Input data →
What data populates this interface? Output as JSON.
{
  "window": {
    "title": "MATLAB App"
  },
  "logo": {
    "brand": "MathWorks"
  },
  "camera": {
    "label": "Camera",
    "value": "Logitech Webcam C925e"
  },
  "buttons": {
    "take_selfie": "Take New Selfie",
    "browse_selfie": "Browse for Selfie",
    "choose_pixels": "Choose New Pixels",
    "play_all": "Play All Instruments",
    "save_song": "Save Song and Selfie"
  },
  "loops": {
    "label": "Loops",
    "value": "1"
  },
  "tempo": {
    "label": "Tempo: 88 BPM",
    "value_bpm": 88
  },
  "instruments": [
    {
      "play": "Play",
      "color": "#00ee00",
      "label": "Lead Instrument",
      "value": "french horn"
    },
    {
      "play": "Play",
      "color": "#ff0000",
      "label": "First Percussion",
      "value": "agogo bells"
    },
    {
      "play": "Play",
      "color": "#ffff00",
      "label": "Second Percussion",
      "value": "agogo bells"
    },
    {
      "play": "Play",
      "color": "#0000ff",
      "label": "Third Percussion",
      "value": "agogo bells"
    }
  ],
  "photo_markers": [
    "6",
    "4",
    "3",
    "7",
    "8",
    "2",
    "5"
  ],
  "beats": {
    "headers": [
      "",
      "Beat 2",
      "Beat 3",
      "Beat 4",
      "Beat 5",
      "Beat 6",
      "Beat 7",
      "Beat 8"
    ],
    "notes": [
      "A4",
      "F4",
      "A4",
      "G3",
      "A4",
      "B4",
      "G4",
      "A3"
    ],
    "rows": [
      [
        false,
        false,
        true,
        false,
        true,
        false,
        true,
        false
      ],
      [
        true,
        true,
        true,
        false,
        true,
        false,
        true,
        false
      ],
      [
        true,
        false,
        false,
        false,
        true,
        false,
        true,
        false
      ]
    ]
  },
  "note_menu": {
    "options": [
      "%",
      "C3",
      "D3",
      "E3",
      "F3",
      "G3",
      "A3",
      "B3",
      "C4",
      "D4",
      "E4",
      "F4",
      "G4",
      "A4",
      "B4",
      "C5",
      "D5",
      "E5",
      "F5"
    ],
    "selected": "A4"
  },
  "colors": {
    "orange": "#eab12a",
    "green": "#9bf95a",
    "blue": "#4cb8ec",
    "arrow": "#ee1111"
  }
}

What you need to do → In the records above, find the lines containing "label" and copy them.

Task response →
    "label": "Camera",
    "label": "Loops",
    "label": "Tempo: 88 BPM",
      "label": "Lead Instrument",
      "label": "First Percussion",
      "label": "Second Percussion",
      "label": "Third Percussion",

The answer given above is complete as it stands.